Congress is set to vote on House Resolution 1215 later this week. The resolution is part of the American HealthCare Act (ACHA). If approved, several patient safeguards could be threatened. Critics on both sides of the political aisle find fault with the act, as it would reduce accountability of doctors, hospitals and other health care providers who may be guilty of medical negligence. The resolution would place a federal cap on non-economic damages injured patients may recover. The suggested cap is $250,000, as it is in California. Those familiar with California medical malpractice laws understand the burden this limit has placed on the victims of medical negligence, with those catastrophically injured often unable to recover full and just compensation for their injuries. It may simply not be feasible for those with serious injuries but limited economic losses to bring a medical malpractice action, despite negligence occurring.

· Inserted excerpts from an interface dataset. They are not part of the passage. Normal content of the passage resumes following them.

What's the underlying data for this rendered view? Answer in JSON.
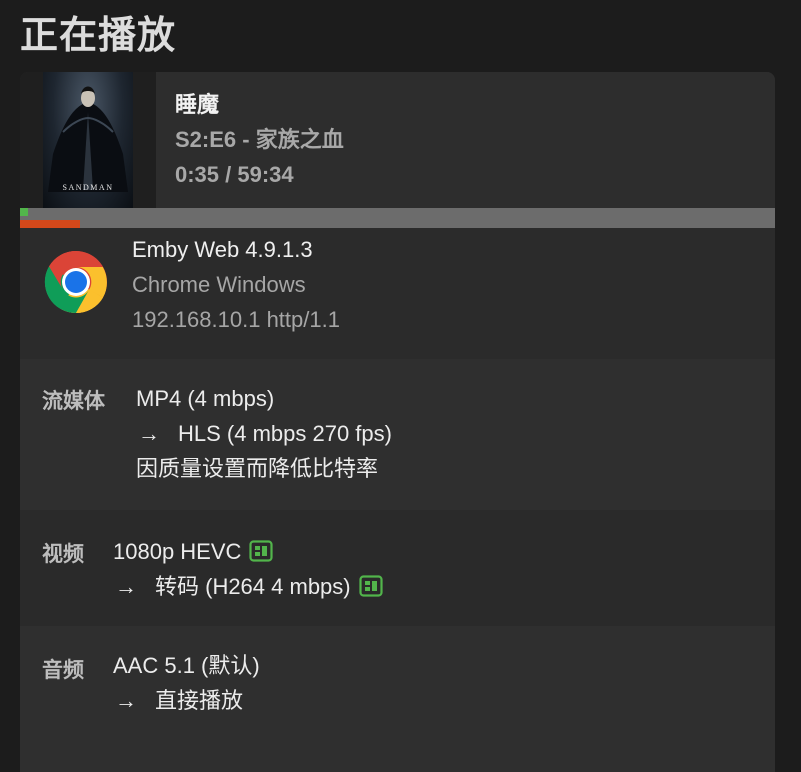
{
  "page": {
    "title": "正在播放"
  },
  "session": {
    "series_title": "睡魔",
    "poster_caption": "SANDMAN",
    "episode": "S2:E6 - 家族之血",
    "time": "0:35 / 59:34",
    "progress": {
      "played_fraction": 0.01,
      "transcode_fraction": 0.08,
      "colors": {
        "track": "#6c6c6c",
        "played": "#52b54b",
        "transcode": "#d4481a"
      }
    }
  },
  "client": {
    "app": "Emby Web 4.9.1.3",
    "device": "Chrome Windows",
    "address": "192.168.10.1 http/1.1",
    "icon": "chrome-icon"
  },
  "stream": {
    "label": "流媒体",
    "source": "MP4 (4 mbps)",
    "arrow": "→",
    "target": "HLS (4 mbps 270 fps)",
    "reason": "因质量设置而降低比特率"
  },
  "video": {
    "label": "视频",
    "source": "1080p HEVC",
    "arrow": "→",
    "target": "转码 (H264 4 mbps)",
    "icon": "hardware-acceleration-icon",
    "icon_color": "#52b54b"
  },
  "audio": {
    "label": "音频",
    "source": "AAC 5.1 (默认)",
    "arrow": "→",
    "target": "直接播放"
  }
}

Further, where states have medical malpractice laws in place, a federal bill may override those state protections.
Another concern is that the bill disproportionately affects those people who receive federal health care – such as Medicare, Medicaid, or as members of the military.
Supporters claim that the caps are necessary to reduce the number of “frivolous” medical malpractice lawsuits, and reduce excessive jury awards, but little evidence exists supporting this argument. Bringing a medical malpractice lawsuit requires significant effort, including the ordering and evaluation of medical records for expert review. Due to the complex nature of such actions, the vast majority of medical malpractice cases that do go to trial before a jury have been thoroughly evaluated. When a large jury award occurs, it represents the value the jury believes is fair and just for that injury.
Additionally research concerning the effectiveness of caps, shows that their use doesn’t translate into medical insurance saving. In fact, medical malpractice costs (including jury payouts) represents less than 2.5 percent of all health care costs. Attempts to reduce this further would have limited impact.
Studies have shown that preventable medical errors are the third-leading cause of death in the U.S., behind heart disease and cancer. Efforts should be placed on improving patient safety and holding negligent health care providers accountable.
For more information or if you believe that you or a loved one has been injured as the result of negligent medical care, please contact our experienced Los Angeles medical malpractice team at Bostwick & Peterson, LLP for an immediate consultation.